“Now here’s the deal…” WAC Bennett’s Political Cartoons

December 8, 2010 – January 23, 2011

Legacy Small Gallery

In 1993 the Kelowna Museum acquired a number of articles belonging to the late William Andrew Cecil Bennett, Premier of British Columbia from 1975-1986. Among the collection were a number of political cartoons collected by or gifted to Bennett during his time in office and that had been hung in his home’s stairwell.

In the late 2000’s the show of thirty-three framed cartoons and a 45-minute film, The Good Life (1968), commissioned by Bennett’s Social Credit government toured galleries around British Columbia. It accompanied the Architecture and Power: The Legislative Buildings of Canada’s Capitals show here at the Legacy Art Gallery.

Seats For Sale – Art For Show: The Meaning Behind Film Festival Posters

January 31 – February 12, 2002

Maltwood Art Museum and Gallery

Curated by Jimi Galvao
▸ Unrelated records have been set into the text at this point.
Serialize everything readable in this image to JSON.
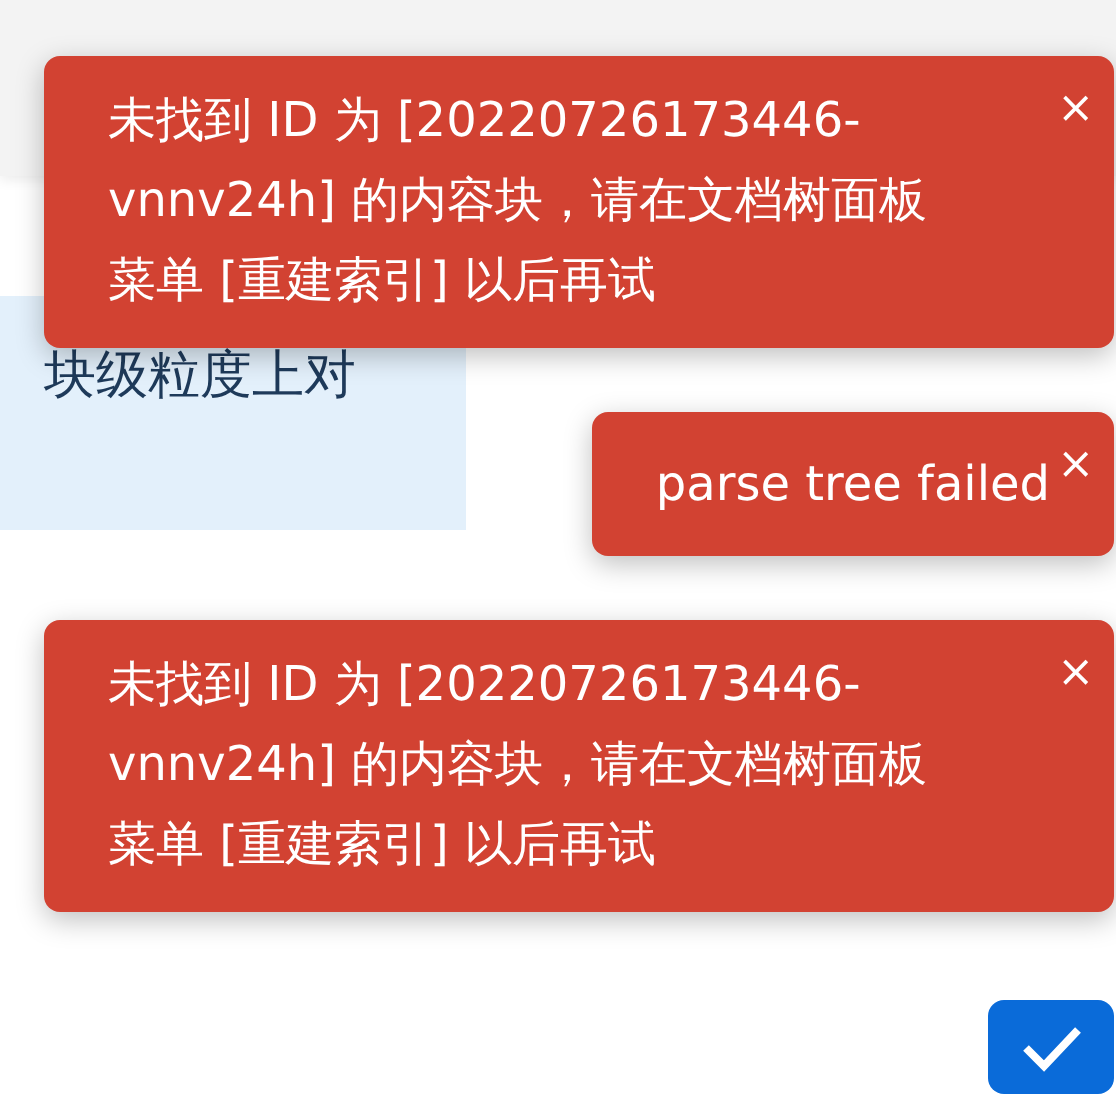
{
  "document": {
    "quote_text": "块级粒度上对"
  },
  "toasts": [
    {
      "lines": [
        "未找到 ID 为 [20220726173446-",
        "vnnv24h] 的内容块，请在文档树面板",
        "菜单 [重建索引] 以后再试"
      ],
      "close": "×"
    },
    {
      "lines": [
        "parse tree failed"
      ],
      "close": "×"
    },
    {
      "lines": [
        "未找到 ID 为 [20220726173446-",
        "vnnv24h] 的内容块，请在文档树面板",
        "菜单 [重建索引] 以后再试"
      ],
      "close": "×"
    }
  ]
}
Seats For Sale – Art For Show: The Meaning Behind Film Festival Posters is a special exhibition project conceived by The Victoria Film Museum Society and is scheduled to open in conjunction with The Victoria Independent Film and Video Festival. The exhibit features a collection of posters from different film festivals around the world.

The word “poster” is a familiar term in contemporary global society. Posters are important communication tools, from political outcry to commercial advertising. Posters also decorate our bedroom walls. They clutter up traffic light posts. They are sold and collected. They have a rich and extensive artistic history. The poster is a complex medium that wears many faces. The film festival, similarly, has a rich history. It is a significant cultural and artistic event that is celebrated around the world year after year.

Eye Candy

December 1 – December 16, 1999

Legacy Maltwood (at Mearns Centre – McPherson Library)

An exhibition of video feedback photography by University of Victoria Theatre student Orion Eastland. “Eye Candy” is a psychedelic installment that uses video feedback that has not been computer generated.

About the Artist: Orion Eastland was completing his undergraduate degree at the University of Victoria during the exhibit. His art has been inspired by Salvador Dali, M.C. Escher and Andy Warhol. Much of his work reflects pleasure, pain, chaos and decadence.

Alex de Cosson

January 7 – January 27, 1980

McPherson Library Gallery

A performance art display selected from Alex de Cosson’s 105 Days: An Environmental Performance Piece. 105 Days is a cross referential work, using 5×70 documentation, daily writing, the mail service, participation of others, found objects, tags, hair growth, and video. It commenced in Victoria, B.C. with the shaving of facial hair as a time reference for the project. The piece documents the artists journey from Victoria to Newfoundland.